Add value to your avos by making guacamole
The principle of any farming business is to grow or cultivate natural products in order to supply a demand set by the market. Many farmers do this with great success, but narrow profit margins have forced farmers to either produce higher volumes or process their own produce, thereby adding value to their product.
Guacamole is an excellent example of adding value to a variety of fresh products. Guacamole is a dish of mashed avocados, mixed with chopped onions, tomatoes, chilli peppers and seasoning.
Follow these steps to produce your own brand of guacamole and boost your profit.
Harvesting is the manual or mechanical removal of a food product from its natural source or parent plant. The fruit is harvested when the dry matter content of the fruit is 25% and the oil content is approximately 13%.
Separation involves the removal of freely assorting materials, discrimination by size, shape, specific gravity, composition, and texture. The fruits are spread on flat tables, where the sticks, stones, and any other foreign objects are removed.
Cleaning and washing
Cleaning removes undesirable elements, impurities, damaged and shrunken or broken fruit, and also involves the removal of material adhering to the surface of the fruit. The product is washed in water baths (large containers filled with potable water that must be regularly changed to minimise the chance of any contamination from spreading) or by immersion in agitated potable water baths.
Sorting and inspection
Sorting is done to select the best suitable raw materials for manufacturing the value-added end product. Inspection is employed to ensure that the products in-line adhere to the minimum predetermined quality attributes required for further processing and eventual end user. Inspection of the products is the most labour-intensive practice.
Any damaged or immature fruit must be removed. The quality of the product and adherence to pre-set quality standards (colour, shape, and size) must be controlled by careful inspection.
The fruits are ripened to meet the demand for ripened fruit. The fruit is first cooled to 5 °C and then heated to 20 to 24 °C. Ethylene is added to the ripening rooms to start/initiate the ripening process for 2 to 6 days.
The ethylene is then replaced with air, the ripening rooms are closed and temperature and air circulation are controlled and maintained until the required degree of ripeness is achieved. The fruit is once again cooled to 5 °C. The skins of the avocados will change from green to black.
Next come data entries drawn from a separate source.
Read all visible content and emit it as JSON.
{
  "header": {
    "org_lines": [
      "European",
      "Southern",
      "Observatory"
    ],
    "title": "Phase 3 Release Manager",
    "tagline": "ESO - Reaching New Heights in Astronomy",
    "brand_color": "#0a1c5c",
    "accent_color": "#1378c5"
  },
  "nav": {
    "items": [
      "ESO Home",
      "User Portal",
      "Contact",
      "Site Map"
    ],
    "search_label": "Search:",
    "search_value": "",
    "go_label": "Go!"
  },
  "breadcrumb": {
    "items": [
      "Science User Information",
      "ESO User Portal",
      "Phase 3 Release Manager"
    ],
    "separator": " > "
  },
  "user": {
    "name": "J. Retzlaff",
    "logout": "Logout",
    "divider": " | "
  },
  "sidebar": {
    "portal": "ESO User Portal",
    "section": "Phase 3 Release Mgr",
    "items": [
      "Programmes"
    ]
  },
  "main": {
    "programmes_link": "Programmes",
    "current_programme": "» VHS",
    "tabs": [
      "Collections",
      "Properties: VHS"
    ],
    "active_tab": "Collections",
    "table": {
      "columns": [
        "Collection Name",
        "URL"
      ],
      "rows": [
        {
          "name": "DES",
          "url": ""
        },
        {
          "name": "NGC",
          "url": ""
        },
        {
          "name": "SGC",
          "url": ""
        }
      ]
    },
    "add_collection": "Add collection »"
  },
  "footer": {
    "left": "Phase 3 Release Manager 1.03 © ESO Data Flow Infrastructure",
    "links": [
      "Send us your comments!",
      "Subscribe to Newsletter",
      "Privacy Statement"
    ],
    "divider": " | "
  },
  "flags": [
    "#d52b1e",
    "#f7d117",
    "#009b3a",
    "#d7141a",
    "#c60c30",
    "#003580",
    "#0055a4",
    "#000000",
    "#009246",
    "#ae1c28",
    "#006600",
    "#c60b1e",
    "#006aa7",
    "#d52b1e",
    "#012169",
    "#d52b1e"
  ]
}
The ripening room should have sufficient air circulation to heat or cool the fruit according to requirements. The humidity in the ripening room must be between 79 and 95%.
Washing is the removal of soil, dirt, plant rests and any other unwanted deposits in food products using water. Prior to further processing, the fruits are washed with water containing 200 ppm hypochlorite just before entering the processing area. The processing area must be kept at a temperature of 12 to 14°C.
The fruit is cut manually or by rotary blades in slices of 2 to 2,5 cm.
Removal of seeds and peels
The seeds are removed and discarded.
The pulp can be passed through a pulper-finisher which separates the peel from the pulp. The finisher consists of a horizontally mounted perforated cylinder fitted with rubber paddles on the inside. The pulp and peel are pumped into the cylinder and the brushes push the pulp through the cylinder. The pulp can also be taken from the peel manually.
The blending of additional ingredients
The pulp is mixed with other ingredients to achieve guacamole of uniform flavour. A ribbon blender consists of two or more thin narrow metal blades that form a helix that counter rotates in a trough.
Filling and sealing
The avocado puree is filled into suitable containers by injection fillers. A headspace (space between the product and the seal) is necessary. A vacuum may be applied or nitrogen flushing used to remove oxygen that would otherwise cause discolouring of the product. The containers are then sealed.
Freezing is the removal of heat to bring the temperature down to the temperature of storage or below. Heat transfer takes place through mechanical refrigeration. The temperature during storage and transport must be kept at -18 °C (0°F).
The frozen product is edible in its entirety. Rapid freezing ensures a good quality product. The packaged puree is passed through a blast freezer operating at -29 °C to rapidly freeze the product. The frozen product is stored at -18 °C.
The storage life of frozen products is greater at lower storage temperatures. Recommended is -22 °C. Temperature fluctuations reduce the storage life due to a rapid build-up of water on the internal surface of the package, an accelerated growth of ice crystals in the product, and colour degradation.
Published with acknowledgement to the ARC Agricultural Engineering for the use of their manuals. Visit www.arc.agric.za for more information.